The government has slashed its spending of 0.7% of national income on aid, a 2019 Tory manifesto pledge, to 0.5%.
It triggered a backlash from a significant number of Tory MPs including ex-PM Theresa May and former cabinet ministers Andrew Mitchell and David Davis.
The rebels were hoping to use an amendment to legislation setting up the Advanced Research and Invention Agency to force the new body to make up the funding to meet the 0.7% goal from next year.
A vote would have taken place on Monday evening.
But Commons Speaker Lindsay Hoyle ruled that the amendment was too far outside the scope of the purpose of the bill, so there will be no vote.
Sources told HuffPost UK that the rebels could now try and force an emergency debate on the cut on Tuesday or Wednesday, which would have no impact on policy but could prove embarrassing for Johnson as he prepares hosts leaders from some of the world’s richest countries at the G7 summit in Cornwall this weekend.

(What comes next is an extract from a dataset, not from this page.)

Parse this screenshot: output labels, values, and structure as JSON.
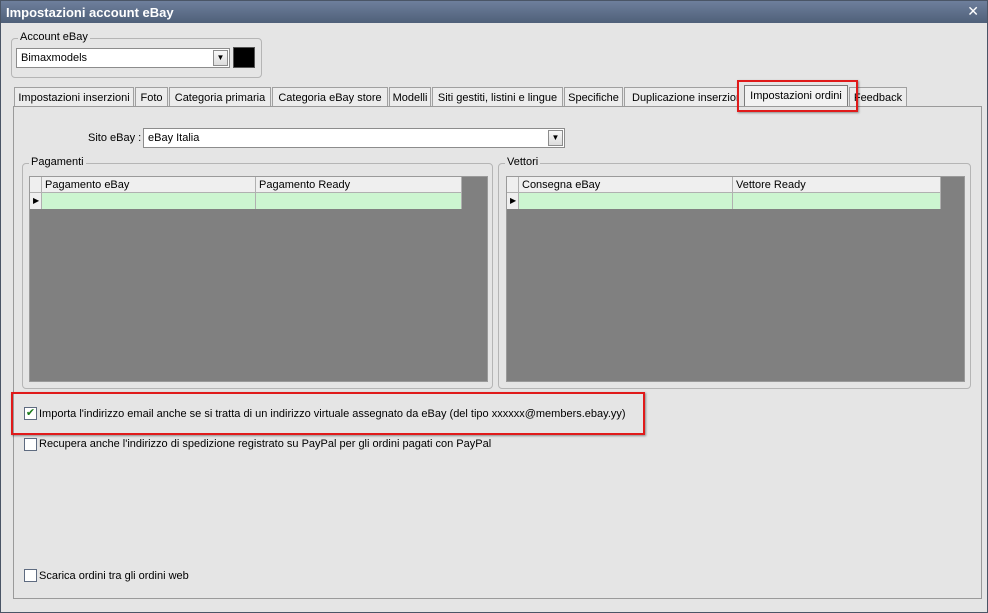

The rebels are also unlikely to be allowed to reintroduce the amendment via the House of Lords, but one MP stressed: “The movement [for 0.7%] will continue.”
Mitchell, a former international development secretary and the rebel ringlead, said maintaining the 0.7% figure would have meant Johnson could meet G7 counterparts on Friday as “first among equals”.
“The eyes of the world are truly upon us. But in this moment Britain is found wanting, because we have removed a foundational piece of our own global leadership. Britain is the only G7 nation cutting aid this year,” he wrote in The Guardian.
Davis, a former Brexit secretary, told BBC Radio 4’s Today that the “harmful” and “devastating” cuts would result in deaths around the world.
There will be massive cuts in efforts to provide clean water, which will kill children worldwide, and in funding for food for starving people, where “again thousands will die”, he said.
“No other G7 country is cutting its aid in this way. It is going to have devastating consequences across the world. Historically, I am a critic of aid spending, but doing it this way is really so harmful.”
Some 1,700 charities, academics and business leaders jointly have written to the prime minister to warn that the UK’s “credibility and voice on the international stage will be undermined” just as he prepares to preside over the G7 gathering, which will include his first face-to-face meeting with US president Joe Biden.
The letter, with signatories including Oxfam GB and Save The Children, said the aid cuts are a “double blow” to the world’s poorest communities in the midst of a pandemic.